The walnut cupboard has old, wavy glass, elaborate apron and ogee curved cornice typical of cupboards made between 1820 and 1860. In keeping with the garden theme in the Flower Box, note the hand colored 19th Century botanical engravings throughout the room. We also display some charming antique china. The chandelier is an antique gas fixture from the mid-19th Century.
The woodwork was hand stenciled by two local artists. Their design was based on an 1852 Pennsylvania German cutout valentine. On the walls are "Penny Dreadfuls", popular from 1840 until 1860. They are the predecessors of modern day valentines, but these were meant to playfully offend. Please do take time to read the "Penny Dreadfuls".
The sconces are handcrafted replicas of gas fixtures typical of the mid-19th century. The pine corner cupboard's plainness is relieved by the scalloped base, the tow pegs in the corner of each door, and the fielding in the lower door panels. All these traits mark it as a piece made in Wisconsin between 1845 and 1870.
Throughout the room there are hand colored prints related to the assassination of President Lincoln, as well as. One is an extremely rare print, "Lincoln and his Generals.”
On the walls are illustrations from a 1911 songbook, "Our Old Nursery Rhymes". The artist is H. Willebeck LeMair. See how many of the rhymes you can identify. In addition, are illustrations from a rare cloth children’s book depicting rhymes that are not quite as familiar.
Contrary to the prevailing impression, the tunnel connecting the Stone House to the Stable Grill was built in 1980 using nearly fifty tons of stone. The gates of the wine rack are the work of the same Wisconsin blacksmith who fashioned the hanging lantern in Stable Tap.
Opposite the wine rack is the Agoston Haraszthy Wine Tasting Room. Haraszthy planted the first wine grapes in Wisconsin in the mid-19th Century and built the Wollersheim winery near Prairie du Sac. After giving up to the Wisconsin winters he moved on to California to found the California wine industry.
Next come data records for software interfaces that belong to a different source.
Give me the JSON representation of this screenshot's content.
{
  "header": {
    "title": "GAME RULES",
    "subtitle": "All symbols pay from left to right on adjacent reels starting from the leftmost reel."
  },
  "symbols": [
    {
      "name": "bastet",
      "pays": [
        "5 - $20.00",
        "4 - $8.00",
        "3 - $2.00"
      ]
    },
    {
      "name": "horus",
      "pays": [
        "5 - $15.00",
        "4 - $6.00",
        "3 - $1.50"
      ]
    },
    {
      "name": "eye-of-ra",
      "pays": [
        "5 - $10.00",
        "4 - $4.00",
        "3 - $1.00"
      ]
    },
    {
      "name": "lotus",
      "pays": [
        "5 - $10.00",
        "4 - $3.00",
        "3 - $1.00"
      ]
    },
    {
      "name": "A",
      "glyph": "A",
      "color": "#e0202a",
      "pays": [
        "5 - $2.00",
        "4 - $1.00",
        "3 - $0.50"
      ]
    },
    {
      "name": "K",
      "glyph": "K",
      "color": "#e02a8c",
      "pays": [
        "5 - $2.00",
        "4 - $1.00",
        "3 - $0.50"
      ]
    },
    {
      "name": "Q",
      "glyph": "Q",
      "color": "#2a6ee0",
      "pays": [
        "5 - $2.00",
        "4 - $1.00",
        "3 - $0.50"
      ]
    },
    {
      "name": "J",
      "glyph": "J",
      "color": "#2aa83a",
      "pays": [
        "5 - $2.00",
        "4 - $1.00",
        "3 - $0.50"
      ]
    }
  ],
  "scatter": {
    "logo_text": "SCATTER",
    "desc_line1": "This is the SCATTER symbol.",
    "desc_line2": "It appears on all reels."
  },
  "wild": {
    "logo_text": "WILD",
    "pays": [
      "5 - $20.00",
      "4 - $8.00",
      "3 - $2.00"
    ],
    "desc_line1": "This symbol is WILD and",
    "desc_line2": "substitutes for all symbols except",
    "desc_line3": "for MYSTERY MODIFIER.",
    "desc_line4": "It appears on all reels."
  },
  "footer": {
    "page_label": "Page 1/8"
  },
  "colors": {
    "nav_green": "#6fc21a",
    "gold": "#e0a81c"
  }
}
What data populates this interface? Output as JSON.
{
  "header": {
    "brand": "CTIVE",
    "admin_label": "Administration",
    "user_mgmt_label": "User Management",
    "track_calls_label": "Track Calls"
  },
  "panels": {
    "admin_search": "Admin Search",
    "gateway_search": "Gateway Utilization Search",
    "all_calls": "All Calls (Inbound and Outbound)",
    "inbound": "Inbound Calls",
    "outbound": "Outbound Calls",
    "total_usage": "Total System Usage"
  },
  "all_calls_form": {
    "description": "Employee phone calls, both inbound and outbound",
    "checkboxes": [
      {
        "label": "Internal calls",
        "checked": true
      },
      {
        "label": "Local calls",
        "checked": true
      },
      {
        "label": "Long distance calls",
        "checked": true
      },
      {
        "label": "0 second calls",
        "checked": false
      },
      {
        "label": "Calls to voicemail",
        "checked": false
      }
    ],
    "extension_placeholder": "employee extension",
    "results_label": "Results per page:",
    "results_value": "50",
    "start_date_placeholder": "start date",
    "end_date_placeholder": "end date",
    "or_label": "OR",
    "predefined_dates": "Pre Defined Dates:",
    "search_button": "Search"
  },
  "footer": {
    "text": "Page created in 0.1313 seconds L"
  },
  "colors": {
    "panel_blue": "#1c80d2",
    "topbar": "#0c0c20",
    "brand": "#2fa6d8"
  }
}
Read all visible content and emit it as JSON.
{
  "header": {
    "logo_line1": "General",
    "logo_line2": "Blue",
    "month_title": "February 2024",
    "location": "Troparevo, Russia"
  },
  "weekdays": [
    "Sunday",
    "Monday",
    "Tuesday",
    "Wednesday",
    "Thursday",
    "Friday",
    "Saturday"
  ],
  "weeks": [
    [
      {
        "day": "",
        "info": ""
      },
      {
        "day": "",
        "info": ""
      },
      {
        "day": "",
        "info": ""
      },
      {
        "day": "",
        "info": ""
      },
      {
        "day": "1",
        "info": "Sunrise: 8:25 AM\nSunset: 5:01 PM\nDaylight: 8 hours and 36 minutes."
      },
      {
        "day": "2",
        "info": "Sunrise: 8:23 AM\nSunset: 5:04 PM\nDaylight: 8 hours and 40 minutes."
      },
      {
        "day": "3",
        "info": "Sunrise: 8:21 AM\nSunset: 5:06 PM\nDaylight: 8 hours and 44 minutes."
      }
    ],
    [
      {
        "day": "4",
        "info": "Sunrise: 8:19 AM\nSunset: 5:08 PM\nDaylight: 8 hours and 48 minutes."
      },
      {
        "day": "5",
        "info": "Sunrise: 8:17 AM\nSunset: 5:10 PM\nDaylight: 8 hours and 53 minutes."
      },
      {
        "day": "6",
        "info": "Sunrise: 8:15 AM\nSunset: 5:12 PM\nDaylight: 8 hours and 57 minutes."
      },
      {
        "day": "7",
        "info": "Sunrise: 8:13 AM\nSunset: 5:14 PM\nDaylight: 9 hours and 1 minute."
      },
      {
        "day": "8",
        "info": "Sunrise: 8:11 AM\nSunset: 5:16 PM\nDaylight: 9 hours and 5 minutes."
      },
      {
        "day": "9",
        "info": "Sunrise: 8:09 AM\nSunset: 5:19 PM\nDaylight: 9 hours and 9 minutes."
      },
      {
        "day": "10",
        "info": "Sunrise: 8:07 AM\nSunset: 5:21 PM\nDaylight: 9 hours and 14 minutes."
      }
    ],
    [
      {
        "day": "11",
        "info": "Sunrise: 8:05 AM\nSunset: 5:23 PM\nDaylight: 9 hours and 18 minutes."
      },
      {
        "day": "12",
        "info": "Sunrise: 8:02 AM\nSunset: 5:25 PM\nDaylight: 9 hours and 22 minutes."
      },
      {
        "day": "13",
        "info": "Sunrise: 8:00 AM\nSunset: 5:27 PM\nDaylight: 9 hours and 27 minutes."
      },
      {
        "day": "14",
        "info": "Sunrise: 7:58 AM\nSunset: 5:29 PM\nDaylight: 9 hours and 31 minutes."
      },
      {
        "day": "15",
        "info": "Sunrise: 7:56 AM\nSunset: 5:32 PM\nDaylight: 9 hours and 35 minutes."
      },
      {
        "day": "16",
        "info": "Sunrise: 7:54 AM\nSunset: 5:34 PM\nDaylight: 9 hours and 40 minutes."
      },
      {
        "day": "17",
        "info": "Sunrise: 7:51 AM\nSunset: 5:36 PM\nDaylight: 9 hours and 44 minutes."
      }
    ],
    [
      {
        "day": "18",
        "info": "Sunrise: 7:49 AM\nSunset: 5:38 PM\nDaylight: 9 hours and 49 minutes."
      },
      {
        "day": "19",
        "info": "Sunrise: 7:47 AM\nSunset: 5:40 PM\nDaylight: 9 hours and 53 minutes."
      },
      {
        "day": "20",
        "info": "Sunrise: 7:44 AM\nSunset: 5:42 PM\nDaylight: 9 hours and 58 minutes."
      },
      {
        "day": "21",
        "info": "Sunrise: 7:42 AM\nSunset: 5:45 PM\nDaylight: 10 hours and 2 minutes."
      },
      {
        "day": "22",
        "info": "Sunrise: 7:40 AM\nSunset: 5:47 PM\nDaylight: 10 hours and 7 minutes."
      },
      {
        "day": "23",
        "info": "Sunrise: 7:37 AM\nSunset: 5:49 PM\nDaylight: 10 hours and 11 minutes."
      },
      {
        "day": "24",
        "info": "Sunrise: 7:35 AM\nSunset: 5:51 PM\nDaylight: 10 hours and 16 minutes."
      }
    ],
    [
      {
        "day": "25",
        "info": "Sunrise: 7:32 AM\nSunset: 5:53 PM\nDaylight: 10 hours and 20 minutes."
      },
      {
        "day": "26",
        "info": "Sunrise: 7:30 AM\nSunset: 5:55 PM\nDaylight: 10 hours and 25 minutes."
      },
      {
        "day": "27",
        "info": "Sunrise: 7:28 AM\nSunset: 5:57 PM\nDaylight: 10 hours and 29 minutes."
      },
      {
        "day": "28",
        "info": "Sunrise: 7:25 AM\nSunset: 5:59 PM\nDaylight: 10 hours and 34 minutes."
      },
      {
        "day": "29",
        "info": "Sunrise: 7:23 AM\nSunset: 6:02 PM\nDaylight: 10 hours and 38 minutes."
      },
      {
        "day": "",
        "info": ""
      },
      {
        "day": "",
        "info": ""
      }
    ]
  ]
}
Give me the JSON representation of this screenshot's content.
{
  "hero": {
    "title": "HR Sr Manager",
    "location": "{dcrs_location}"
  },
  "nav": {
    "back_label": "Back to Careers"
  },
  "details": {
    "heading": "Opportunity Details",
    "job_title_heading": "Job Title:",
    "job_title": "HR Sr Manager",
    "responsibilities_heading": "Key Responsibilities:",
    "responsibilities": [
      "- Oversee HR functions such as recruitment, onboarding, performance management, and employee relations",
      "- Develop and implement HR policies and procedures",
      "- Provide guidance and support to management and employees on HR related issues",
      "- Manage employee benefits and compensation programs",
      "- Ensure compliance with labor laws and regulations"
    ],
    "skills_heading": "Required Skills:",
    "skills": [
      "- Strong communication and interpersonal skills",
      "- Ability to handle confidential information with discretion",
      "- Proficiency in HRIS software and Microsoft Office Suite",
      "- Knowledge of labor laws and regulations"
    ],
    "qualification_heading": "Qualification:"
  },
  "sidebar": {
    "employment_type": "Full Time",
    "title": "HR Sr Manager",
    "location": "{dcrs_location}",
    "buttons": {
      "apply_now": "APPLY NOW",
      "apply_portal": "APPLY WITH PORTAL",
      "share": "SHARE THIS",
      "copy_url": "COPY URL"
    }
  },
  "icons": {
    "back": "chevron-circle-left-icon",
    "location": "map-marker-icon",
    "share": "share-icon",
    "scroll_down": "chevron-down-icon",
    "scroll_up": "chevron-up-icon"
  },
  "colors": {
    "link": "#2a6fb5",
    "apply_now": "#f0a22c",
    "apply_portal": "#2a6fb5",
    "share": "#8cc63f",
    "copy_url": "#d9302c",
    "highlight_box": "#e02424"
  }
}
Wollersheim is still making wonderful wines and spirits today.
In the 19th Century, popular entertainment most often meant singing around the piano. Hence, sheet music developed into both a major industry and a unique art form. Notice the rare 1852 Stephen Foster original and the 1852 "Little Eva", a spin-off from the phenomenally successful antislavery novel Uncle Tom's Cabin. See how many of the songs were published in or about Wisconsin. Two are to welcome boys home from WWI. Be sure to read the words to "She Boy Gan", ("the boys are the regular kind") and "Milwaukee". "The Perfect Song" was released in 1915 in conjunction with the release of the film, "Birth of a Nation."
The entry way and main bar room were added on to the original 1855 stone stable in 1989. Virtually all of the building materials were salvaged from other 19th century barns. Notice the hand-hewn beams, sanded and sealed but not stained. Behind is a full service kitchen built in 1989.
The stone walls of the original stable are twenty inches thick. The structural hand-hewn beams on the first floor are original and of various woods including walnut. The lights are handcrafted reproductions of early 19th Century Yankee fixtures. The stairs are newly built using salvaged wood and traditional carpentry (notching in the steps). The railings have been sanded and sealed but not stained. All of the antique hand-hewn beams on the second floor are new to the building. The hanging lantern is the work of a Wisconsin blacksmith. The tables, some of which are constructed out of old wagon wheels, are the work of two Wisconsin woodworkers. The large U.S. flag is a reproduction of an 1855 flag. Saddle blankets hang on the upstairs walls. Above each stairway and elsewhere hang sheet music, ca. 1915 - 1930.
The coatroom, bathrooms and entrance to the tunnel stairway were built in 1980. The wood on the walls, in the bathrooms, and facing the bar is predominantly aged worm-eaten elm. Notice the photograph of the barn stall on the left side of entrance to the stable proper; as late as May of 1979 there were horses quartered in the building.